__Exercise__
Find the string "Advanced" in the records and copy each line where it occurs.

··· Material for this task

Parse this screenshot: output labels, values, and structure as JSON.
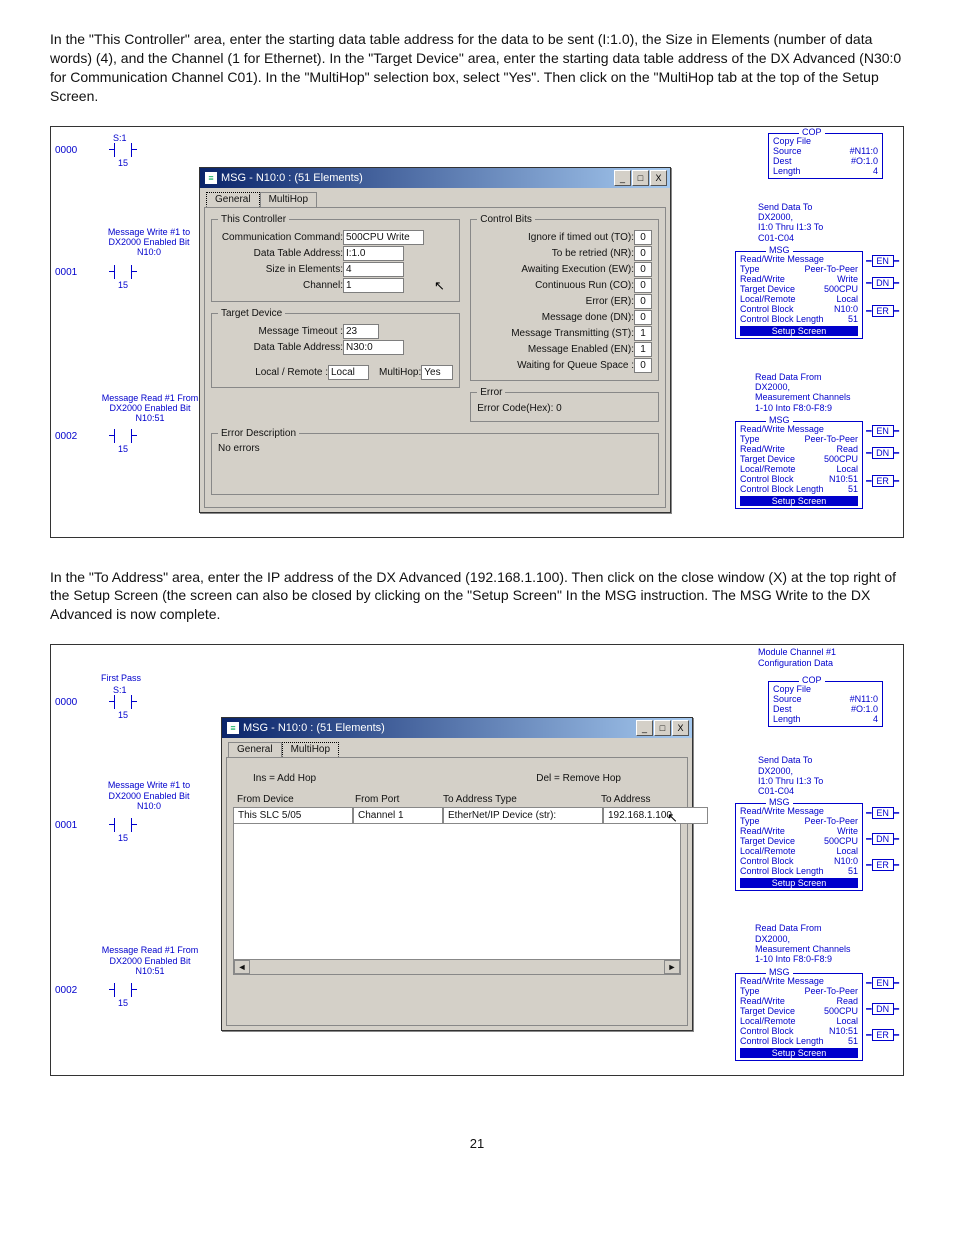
{
  "para1": "In the \"This Controller\" area, enter the starting data table address for the data to be sent (I:1.0), the Size in Elements (number of data words) (4), and the Channel (1 for Ethernet). In the \"Target Device\" area, enter the starting data table address of the DX Advanced (N30:0 for Communication Channel C01). In the \"MultiHop\" selection box, select \"Yes\". Then click on the \"MultiHop tab at the top of the Setup Screen.",
  "para2": "In the \"To Address\" area, enter the IP address of the DX Advanced (192.168.1.100). Then click on the close window (X) at the top right of the Setup Screen (the screen can also be closed by clicking on the \"Setup Screen\" In the MSG instruction. The MSG Write to the DX Advanced is now complete.",
  "pagenum": "21",
  "dlg": {
    "title": "MSG - N10:0 : (51 Elements)",
    "tabs": {
      "general": "General",
      "multihop": "MultiHop"
    },
    "winbtns": {
      "min": "_",
      "max": "□",
      "close": "X"
    }
  },
  "fig1": {
    "rungs": {
      "r0": "0000",
      "r1": "0001",
      "r2": "0002"
    },
    "contacts": {
      "c0": {
        "top": "S:1",
        "bot": "15"
      },
      "c1": {
        "lines": "Message Write #1 to\nDX2000 Enabled Bit\nN10:0",
        "bot": "15"
      },
      "c2": {
        "lines": "Message Read #1 From\nDX2000 Enabled Bit\nN10:51",
        "bot": "15"
      }
    },
    "thisController": {
      "legend": "This Controller",
      "cmd_l": "Communication Command:",
      "cmd_v": "500CPU Write",
      "addr_l": "Data Table Address:",
      "addr_v": "I:1.0",
      "size_l": "Size in Elements:",
      "size_v": "4",
      "chan_l": "Channel:",
      "chan_v": "1"
    },
    "target": {
      "legend": "Target Device",
      "to_l": "Message Timeout :",
      "to_v": "23",
      "addr_l": "Data Table Address:",
      "addr_v": "N30:0",
      "lr_l": "Local / Remote :",
      "lr_v": "Local",
      "mh_l": "MultiHop:",
      "mh_v": "Yes"
    },
    "controlBits": {
      "legend": "Control Bits",
      "rows": [
        [
          "Ignore if timed out (TO):",
          "0"
        ],
        [
          "To be retried (NR):",
          "0"
        ],
        [
          "Awaiting Execution (EW):",
          "0"
        ],
        [
          "Continuous Run (CO):",
          "0"
        ],
        [
          "Error (ER):",
          "0"
        ],
        [
          "Message done (DN):",
          "0"
        ],
        [
          "Message Transmitting (ST):",
          "1"
        ],
        [
          "Message Enabled (EN):",
          "1"
        ],
        [
          "Waiting for Queue Space :",
          "0"
        ]
      ]
    },
    "error": {
      "legend": "Error",
      "code_l": "Error Code(Hex):",
      "code_v": "0"
    },
    "errDesc": {
      "legend": "Error Description",
      "text": "No errors"
    },
    "cop": {
      "title": "COP",
      "name": "Copy File",
      "src_l": "Source",
      "src_v": "#N11:0",
      "dst_l": "Dest",
      "dst_v": "#O:1.0",
      "len_l": "Length",
      "len_v": "4"
    },
    "sendBox": {
      "header": "Send Data To\nDX2000,\nI1:0 Thru I1:3 To\nC01-C04",
      "title": "MSG",
      "rows": [
        [
          "Read/Write Message",
          ""
        ],
        [
          "Type",
          "Peer-To-Peer"
        ],
        [
          "Read/Write",
          "Write"
        ],
        [
          "Target Device",
          "500CPU"
        ],
        [
          "Local/Remote",
          "Local"
        ],
        [
          "Control Block",
          "N10:0"
        ],
        [
          "Control Block Length",
          "51"
        ]
      ],
      "setup": "Setup Screen"
    },
    "readBox": {
      "header": "Read Data From\nDX2000,\nMeasurement Channels\n1-10 Into F8:0-F8:9",
      "title": "MSG",
      "rows": [
        [
          "Read/Write Message",
          ""
        ],
        [
          "Type",
          "Peer-To-Peer"
        ],
        [
          "Read/Write",
          "Read"
        ],
        [
          "Target Device",
          "500CPU"
        ],
        [
          "Local/Remote",
          "Local"
        ],
        [
          "Control Block",
          "N10:51"
        ],
        [
          "Control Block Length",
          "51"
        ]
      ],
      "setup": "Setup Screen"
    },
    "pins": {
      "en": "EN",
      "dn": "DN",
      "er": "ER"
    }
  },
  "fig2": {
    "pretext": "Module Channel #1\nConfiguration Data",
    "first_pass": "First Pass",
    "rungs": {
      "r0": "0000",
      "r1": "0001",
      "r2": "0002"
    },
    "table": {
      "ins": "Ins = Add Hop",
      "del": "Del = Remove Hop",
      "h1": "From Device",
      "h2": "From Port",
      "h3": "To Address Type",
      "h4": "To Address",
      "r1": "This SLC 5/05",
      "r2": "Channel 1",
      "r3": "EtherNet/IP Device (str):",
      "r4": "192.168.1.100"
    },
    "readBox2Header": "Read Data From\nDX2000,\nMeasurement Channels\n1-10 Into F8:0-F8:9"
  }
}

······

__Written response__
  "para1": "In the \"This Controller\" area, enter the starting data table address for the data to be sent (I:1.0), the Size in Elements (number of data words) (4), and the Channel (1 for Ethernet). In the \"Target Device\" area, enter the starting data table address of the DX Advanced (N30:0 for Communication Channel C01). In the \"MultiHop\" selection box, select \"Yes\". Then click on the \"MultiHop tab at the top of the Setup Screen.",
  "para2": "In the \"To Address\" area, enter the IP address of the DX Advanced (192.168.1.100). Then click on the close window (X) at the top right of the Setup Screen (the screen can also be closed by clicking on the \"Setup Screen\" In the MSG instruction. The MSG Write to the DX Advanced is now complete.",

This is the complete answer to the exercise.